*Component data from apps and pages*.
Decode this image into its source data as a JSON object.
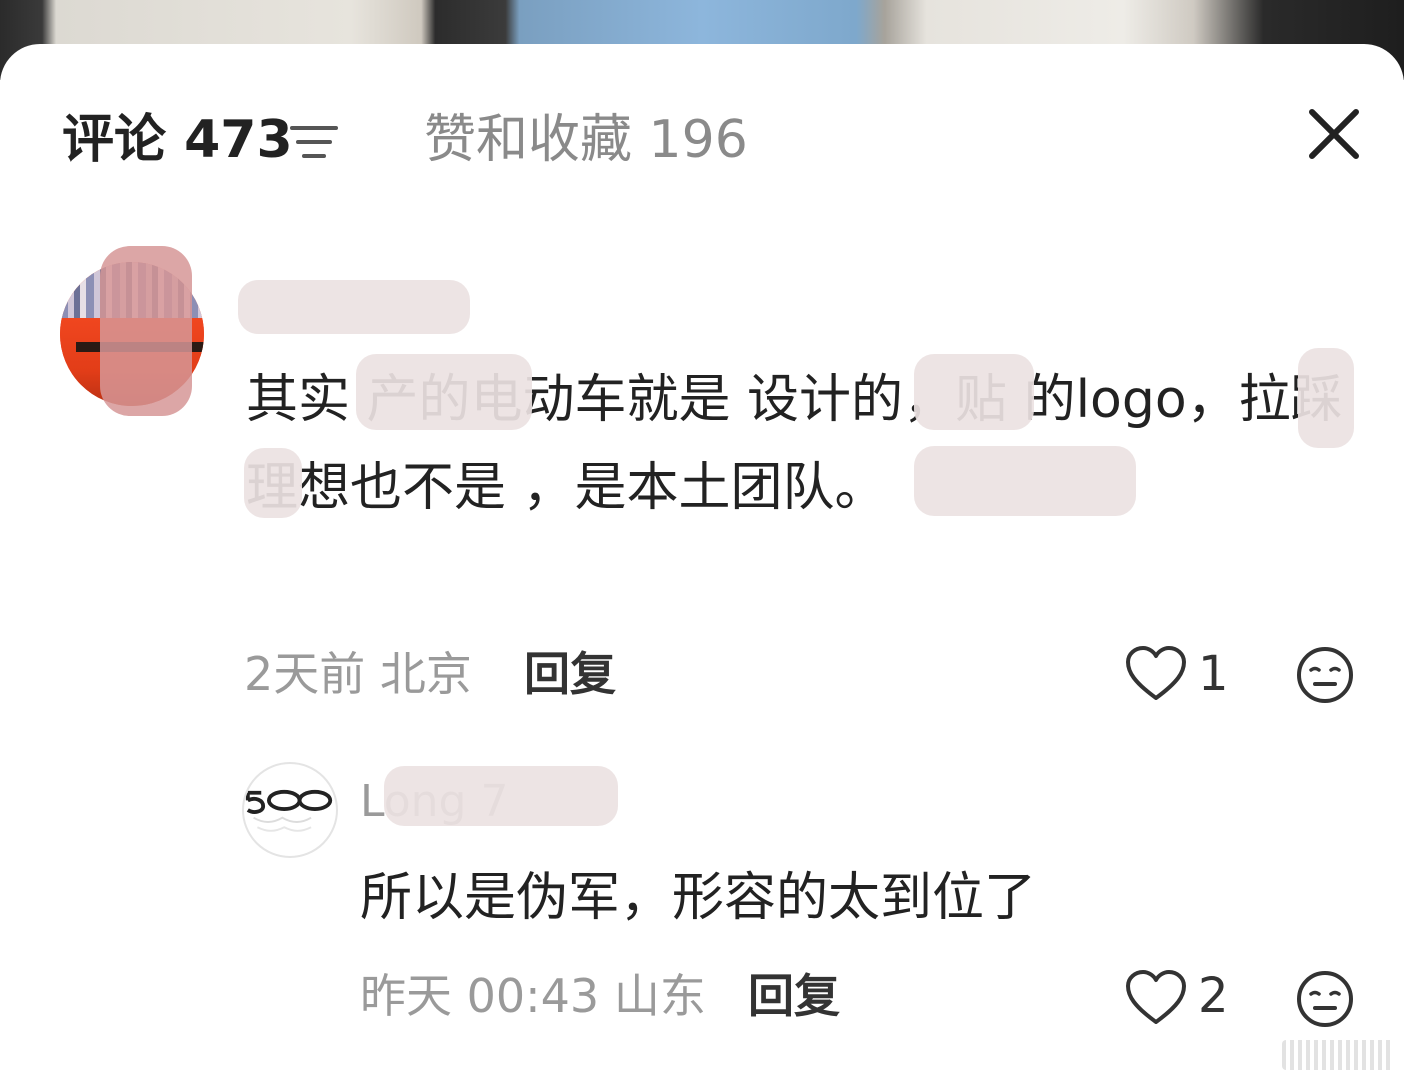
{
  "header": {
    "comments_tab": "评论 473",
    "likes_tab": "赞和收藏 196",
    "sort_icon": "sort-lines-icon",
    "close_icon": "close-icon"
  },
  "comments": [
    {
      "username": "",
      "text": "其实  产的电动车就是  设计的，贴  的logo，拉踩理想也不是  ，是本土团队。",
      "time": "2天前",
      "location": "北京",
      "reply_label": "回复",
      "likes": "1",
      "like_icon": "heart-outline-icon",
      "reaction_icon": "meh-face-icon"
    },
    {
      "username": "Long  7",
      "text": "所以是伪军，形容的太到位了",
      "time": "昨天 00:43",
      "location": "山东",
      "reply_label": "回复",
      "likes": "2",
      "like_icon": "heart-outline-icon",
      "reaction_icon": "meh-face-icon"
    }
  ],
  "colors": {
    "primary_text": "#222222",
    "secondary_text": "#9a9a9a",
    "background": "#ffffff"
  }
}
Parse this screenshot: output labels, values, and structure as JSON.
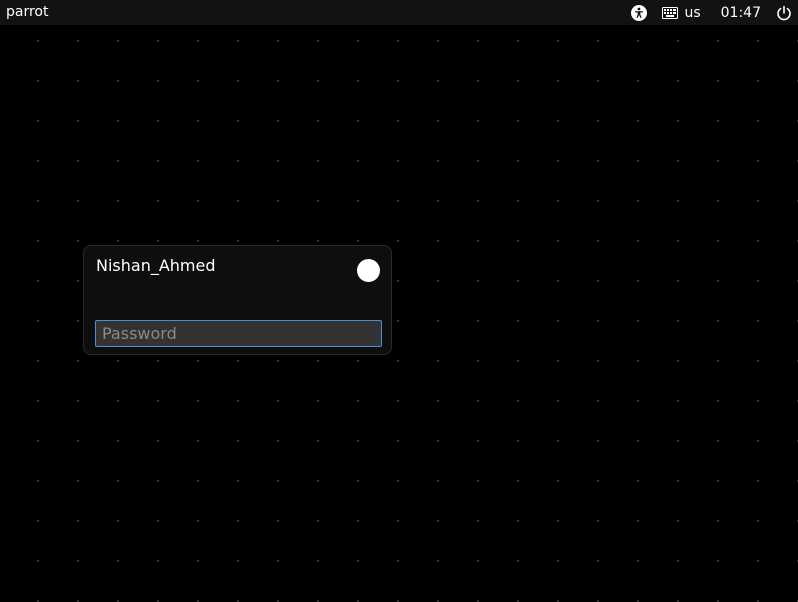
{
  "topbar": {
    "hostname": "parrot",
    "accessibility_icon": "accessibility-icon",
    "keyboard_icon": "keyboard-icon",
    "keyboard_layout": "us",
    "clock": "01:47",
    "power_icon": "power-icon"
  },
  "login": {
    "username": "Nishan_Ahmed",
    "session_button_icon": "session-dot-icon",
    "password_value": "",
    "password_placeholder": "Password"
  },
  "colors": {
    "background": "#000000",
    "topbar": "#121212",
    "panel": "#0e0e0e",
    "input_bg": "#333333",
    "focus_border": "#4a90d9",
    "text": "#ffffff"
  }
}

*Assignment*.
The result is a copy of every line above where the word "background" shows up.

*The answer*.
    "background": "#ffffff"
    "background": "#000000",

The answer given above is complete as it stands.